GOAL OF THE EXERCISE - If a line in the data below holds the word "name", copy it.

LISTED RECORDS -
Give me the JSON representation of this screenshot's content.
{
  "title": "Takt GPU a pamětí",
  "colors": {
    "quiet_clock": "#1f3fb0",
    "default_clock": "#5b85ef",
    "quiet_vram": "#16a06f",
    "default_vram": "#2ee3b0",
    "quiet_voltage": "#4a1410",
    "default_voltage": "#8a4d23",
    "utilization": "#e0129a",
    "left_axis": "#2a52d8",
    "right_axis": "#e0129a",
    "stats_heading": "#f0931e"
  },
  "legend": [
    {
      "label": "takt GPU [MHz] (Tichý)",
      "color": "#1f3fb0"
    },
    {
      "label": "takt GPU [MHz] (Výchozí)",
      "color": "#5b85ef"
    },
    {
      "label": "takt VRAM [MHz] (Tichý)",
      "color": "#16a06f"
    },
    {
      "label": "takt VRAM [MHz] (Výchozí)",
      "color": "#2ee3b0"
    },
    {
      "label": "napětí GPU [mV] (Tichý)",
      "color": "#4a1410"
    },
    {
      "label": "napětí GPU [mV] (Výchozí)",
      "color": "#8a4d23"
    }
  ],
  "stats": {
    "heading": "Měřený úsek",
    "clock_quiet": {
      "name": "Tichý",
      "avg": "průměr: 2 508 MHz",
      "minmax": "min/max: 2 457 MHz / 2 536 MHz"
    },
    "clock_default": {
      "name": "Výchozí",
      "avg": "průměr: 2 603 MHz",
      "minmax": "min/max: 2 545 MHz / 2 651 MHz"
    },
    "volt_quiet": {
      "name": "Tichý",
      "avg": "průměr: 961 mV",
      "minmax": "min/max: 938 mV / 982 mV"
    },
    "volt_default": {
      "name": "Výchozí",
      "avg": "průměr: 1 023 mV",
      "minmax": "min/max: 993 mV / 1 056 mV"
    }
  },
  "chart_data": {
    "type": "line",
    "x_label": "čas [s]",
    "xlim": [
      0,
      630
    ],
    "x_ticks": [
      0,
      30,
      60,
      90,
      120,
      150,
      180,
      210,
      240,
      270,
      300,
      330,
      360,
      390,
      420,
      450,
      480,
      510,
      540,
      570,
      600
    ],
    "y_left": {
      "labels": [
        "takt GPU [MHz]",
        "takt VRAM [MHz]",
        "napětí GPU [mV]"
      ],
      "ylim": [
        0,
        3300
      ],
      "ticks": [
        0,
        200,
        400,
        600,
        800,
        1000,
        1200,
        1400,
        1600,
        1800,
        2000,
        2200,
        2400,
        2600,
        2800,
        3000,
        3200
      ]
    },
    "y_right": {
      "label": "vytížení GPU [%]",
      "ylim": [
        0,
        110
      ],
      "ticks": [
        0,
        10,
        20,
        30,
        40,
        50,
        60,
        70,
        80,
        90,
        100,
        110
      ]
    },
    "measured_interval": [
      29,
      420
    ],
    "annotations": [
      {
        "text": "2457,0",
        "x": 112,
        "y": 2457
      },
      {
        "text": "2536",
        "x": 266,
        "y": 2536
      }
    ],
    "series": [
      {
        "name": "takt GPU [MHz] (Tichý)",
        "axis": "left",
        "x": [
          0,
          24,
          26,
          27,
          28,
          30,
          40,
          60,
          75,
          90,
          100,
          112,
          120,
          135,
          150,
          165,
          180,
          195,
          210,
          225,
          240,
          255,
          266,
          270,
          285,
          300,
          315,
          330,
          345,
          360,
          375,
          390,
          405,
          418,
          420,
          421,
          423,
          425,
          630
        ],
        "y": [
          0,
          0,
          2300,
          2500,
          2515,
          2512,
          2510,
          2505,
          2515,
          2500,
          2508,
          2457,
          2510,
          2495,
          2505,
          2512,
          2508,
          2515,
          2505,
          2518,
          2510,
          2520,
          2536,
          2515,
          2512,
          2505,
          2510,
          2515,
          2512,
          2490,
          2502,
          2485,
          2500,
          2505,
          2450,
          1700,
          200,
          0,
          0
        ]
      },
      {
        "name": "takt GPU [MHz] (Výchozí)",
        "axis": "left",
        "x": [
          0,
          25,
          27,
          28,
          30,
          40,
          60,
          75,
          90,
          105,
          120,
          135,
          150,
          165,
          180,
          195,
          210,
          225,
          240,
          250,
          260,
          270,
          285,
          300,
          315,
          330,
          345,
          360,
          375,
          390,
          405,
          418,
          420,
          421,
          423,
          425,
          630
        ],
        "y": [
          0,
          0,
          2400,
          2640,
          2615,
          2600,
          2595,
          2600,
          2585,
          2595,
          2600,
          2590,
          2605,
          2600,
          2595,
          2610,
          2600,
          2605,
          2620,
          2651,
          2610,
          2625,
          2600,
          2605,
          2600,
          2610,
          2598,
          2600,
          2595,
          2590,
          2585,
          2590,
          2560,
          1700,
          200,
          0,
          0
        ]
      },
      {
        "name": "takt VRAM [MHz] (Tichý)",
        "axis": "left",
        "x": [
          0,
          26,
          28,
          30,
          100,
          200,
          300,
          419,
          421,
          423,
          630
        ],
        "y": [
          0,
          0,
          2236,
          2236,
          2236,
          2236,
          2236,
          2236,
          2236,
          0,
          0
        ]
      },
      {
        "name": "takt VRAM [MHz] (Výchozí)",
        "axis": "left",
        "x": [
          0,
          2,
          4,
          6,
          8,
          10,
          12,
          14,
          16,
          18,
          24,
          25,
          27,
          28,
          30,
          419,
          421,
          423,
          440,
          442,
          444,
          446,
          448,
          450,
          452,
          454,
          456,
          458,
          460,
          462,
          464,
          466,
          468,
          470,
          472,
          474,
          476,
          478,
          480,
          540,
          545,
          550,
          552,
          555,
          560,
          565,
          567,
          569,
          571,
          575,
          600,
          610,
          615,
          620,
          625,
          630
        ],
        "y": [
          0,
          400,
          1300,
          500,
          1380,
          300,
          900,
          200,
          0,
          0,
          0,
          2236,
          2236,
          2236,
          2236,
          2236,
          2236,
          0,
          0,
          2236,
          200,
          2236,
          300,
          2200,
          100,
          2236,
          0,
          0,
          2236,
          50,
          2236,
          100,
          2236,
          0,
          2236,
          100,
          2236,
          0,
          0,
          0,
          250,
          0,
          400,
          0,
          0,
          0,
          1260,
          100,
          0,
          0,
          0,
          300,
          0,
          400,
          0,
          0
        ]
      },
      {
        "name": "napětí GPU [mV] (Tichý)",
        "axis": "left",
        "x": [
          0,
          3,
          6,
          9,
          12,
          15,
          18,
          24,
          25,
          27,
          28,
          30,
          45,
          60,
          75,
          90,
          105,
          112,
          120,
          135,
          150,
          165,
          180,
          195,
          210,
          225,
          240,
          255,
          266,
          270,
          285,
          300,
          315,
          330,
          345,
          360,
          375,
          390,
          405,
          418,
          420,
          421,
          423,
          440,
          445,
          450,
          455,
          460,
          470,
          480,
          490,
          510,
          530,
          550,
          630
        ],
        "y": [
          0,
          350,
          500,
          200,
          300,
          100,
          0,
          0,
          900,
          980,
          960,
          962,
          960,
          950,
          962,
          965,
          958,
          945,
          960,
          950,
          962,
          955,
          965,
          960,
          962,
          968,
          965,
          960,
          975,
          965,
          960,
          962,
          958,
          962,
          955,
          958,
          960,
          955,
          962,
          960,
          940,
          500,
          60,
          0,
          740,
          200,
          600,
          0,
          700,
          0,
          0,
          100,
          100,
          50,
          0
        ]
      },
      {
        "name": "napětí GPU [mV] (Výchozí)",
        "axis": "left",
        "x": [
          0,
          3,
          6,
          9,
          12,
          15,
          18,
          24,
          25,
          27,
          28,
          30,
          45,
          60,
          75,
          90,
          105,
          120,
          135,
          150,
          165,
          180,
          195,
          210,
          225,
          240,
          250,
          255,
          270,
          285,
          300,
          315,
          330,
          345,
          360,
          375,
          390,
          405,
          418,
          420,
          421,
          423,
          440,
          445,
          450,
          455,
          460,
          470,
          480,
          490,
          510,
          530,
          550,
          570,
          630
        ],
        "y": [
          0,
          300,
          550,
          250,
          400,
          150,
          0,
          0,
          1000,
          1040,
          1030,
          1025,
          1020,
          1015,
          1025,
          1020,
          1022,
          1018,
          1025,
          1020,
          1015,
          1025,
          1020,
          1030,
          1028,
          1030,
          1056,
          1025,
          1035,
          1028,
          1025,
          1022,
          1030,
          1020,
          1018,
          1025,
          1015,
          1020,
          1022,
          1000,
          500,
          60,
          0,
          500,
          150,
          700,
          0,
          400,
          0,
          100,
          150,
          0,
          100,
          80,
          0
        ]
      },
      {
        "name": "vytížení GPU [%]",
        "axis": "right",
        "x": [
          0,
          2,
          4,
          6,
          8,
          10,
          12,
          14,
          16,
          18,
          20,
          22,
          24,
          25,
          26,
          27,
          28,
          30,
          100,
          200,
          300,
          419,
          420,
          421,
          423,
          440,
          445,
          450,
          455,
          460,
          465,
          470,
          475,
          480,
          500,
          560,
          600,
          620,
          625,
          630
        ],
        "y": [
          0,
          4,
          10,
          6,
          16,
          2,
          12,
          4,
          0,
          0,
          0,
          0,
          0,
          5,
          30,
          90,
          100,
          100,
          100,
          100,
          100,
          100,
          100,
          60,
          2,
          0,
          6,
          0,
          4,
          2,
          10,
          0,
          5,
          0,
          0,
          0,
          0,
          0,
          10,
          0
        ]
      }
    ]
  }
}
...
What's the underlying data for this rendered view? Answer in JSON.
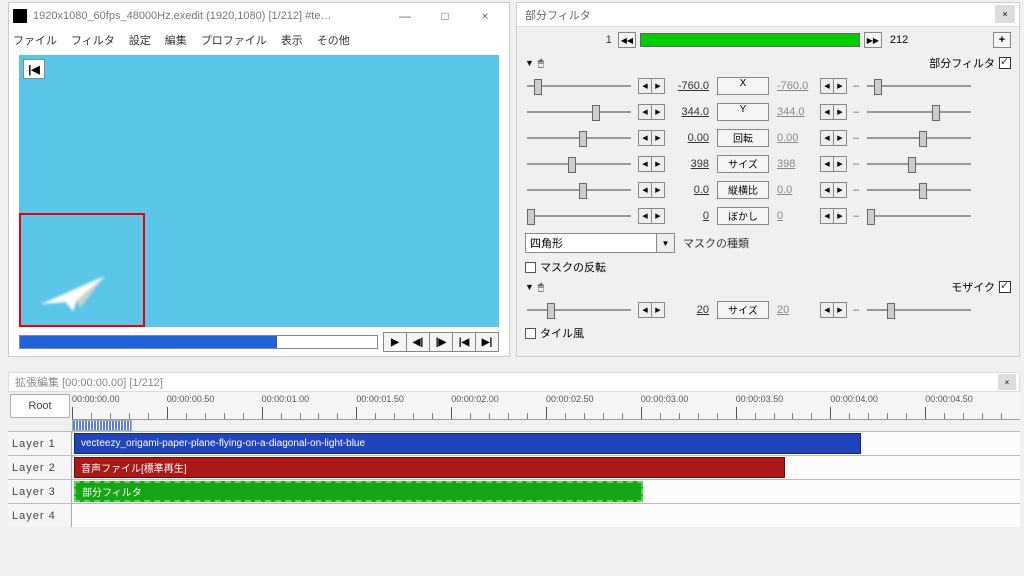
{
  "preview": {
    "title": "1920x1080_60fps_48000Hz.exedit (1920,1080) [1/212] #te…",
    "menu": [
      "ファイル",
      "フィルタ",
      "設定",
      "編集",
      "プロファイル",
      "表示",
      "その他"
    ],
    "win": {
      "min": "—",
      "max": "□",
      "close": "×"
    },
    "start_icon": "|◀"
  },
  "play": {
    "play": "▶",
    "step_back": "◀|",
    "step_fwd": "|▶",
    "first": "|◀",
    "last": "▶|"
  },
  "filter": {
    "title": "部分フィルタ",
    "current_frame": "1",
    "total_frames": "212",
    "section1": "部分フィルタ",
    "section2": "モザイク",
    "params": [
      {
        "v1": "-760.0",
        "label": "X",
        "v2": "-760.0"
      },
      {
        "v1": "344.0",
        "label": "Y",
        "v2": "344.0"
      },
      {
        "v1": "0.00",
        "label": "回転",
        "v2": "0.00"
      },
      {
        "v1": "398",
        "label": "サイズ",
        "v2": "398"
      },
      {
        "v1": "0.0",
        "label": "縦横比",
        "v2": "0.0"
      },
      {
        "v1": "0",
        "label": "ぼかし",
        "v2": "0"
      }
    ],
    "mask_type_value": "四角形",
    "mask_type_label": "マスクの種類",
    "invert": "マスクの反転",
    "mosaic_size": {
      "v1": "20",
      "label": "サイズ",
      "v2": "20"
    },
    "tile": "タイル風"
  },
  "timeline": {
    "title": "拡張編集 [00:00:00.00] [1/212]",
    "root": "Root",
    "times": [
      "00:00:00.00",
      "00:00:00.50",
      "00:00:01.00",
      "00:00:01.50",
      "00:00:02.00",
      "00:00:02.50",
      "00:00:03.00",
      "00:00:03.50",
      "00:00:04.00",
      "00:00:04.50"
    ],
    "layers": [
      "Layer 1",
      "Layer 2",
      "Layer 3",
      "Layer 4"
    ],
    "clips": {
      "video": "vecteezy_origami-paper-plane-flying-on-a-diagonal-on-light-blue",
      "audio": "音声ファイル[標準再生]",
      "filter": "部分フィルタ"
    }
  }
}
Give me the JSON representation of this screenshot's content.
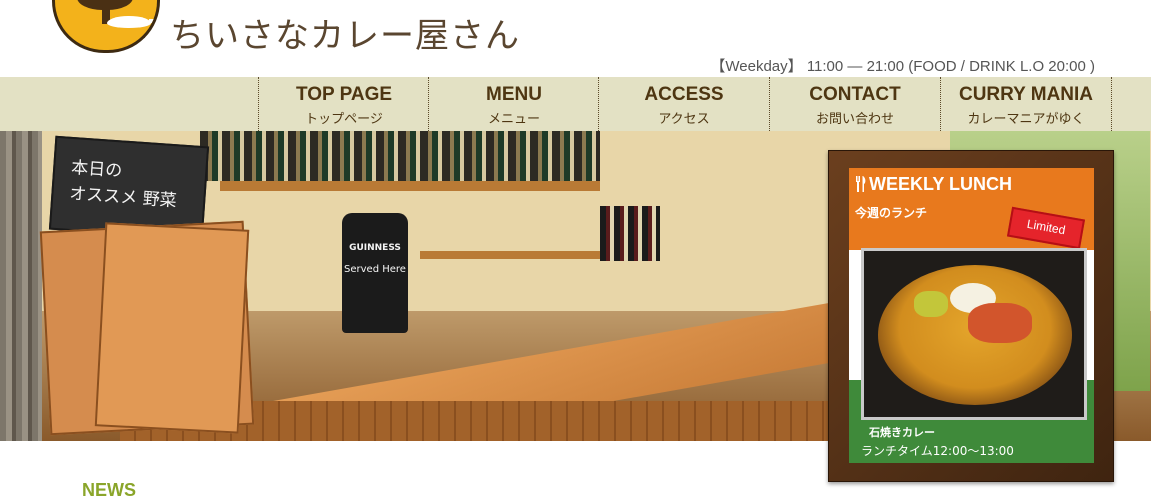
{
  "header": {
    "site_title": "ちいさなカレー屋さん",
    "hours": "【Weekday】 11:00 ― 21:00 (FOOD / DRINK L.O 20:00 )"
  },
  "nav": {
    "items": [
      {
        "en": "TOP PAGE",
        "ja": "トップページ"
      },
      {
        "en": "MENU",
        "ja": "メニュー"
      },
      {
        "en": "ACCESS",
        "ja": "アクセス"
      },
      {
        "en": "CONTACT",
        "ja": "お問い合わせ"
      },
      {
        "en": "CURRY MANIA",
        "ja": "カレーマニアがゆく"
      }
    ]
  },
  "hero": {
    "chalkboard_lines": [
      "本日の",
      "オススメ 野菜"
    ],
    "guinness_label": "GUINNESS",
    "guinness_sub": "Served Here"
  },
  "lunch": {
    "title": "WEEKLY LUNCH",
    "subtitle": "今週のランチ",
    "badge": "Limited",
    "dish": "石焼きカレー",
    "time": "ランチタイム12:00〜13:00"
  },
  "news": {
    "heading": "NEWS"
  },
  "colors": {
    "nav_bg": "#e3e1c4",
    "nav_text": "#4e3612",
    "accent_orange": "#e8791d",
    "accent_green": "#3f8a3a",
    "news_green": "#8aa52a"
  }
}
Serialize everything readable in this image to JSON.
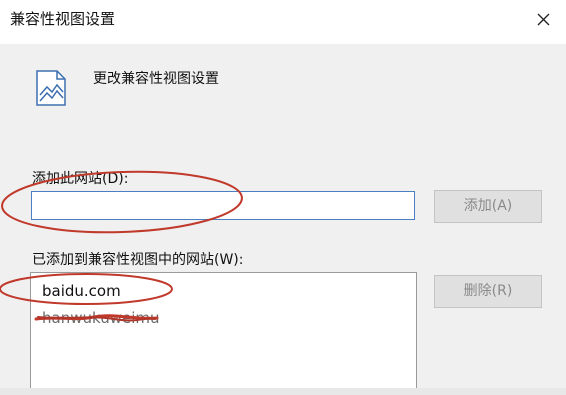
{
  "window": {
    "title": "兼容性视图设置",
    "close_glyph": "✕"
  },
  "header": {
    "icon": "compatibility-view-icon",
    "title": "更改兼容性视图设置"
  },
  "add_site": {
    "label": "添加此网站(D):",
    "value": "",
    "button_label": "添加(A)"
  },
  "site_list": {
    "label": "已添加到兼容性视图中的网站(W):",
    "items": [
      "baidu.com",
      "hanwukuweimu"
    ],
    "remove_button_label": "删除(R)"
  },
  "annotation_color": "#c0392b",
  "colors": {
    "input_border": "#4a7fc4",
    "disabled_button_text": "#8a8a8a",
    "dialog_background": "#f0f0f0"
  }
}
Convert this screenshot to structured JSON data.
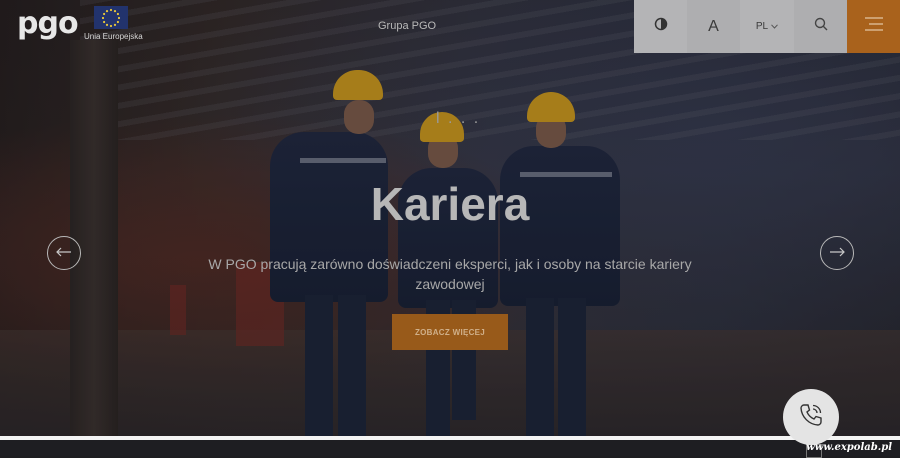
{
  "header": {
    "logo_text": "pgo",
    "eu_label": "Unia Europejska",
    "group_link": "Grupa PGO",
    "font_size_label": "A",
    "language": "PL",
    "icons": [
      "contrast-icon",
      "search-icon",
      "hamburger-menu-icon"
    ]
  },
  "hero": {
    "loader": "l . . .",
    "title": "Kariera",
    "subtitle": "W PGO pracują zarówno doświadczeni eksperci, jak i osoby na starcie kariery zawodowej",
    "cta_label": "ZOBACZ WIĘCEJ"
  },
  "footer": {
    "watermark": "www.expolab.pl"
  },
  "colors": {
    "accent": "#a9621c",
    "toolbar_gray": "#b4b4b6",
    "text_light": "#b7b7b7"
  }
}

YOUR SOLUTION -
      "name": "Tichý",
      "name": "Výchozí",
      "name": "Tichý",
      "name": "Výchozí",
        "name": "takt GPU [MHz] (Tichý)",
        "name": "takt GPU [MHz] (Výchozí)",
        "name": "takt VRAM [MHz] (Tichý)",
        "name": "takt VRAM [MHz] (Výchozí)",
        "name": "napětí GPU [mV] (Tichý)",
        "name": "napětí GPU [mV] (Výchozí)",
        "name": "vytížení GPU [%]",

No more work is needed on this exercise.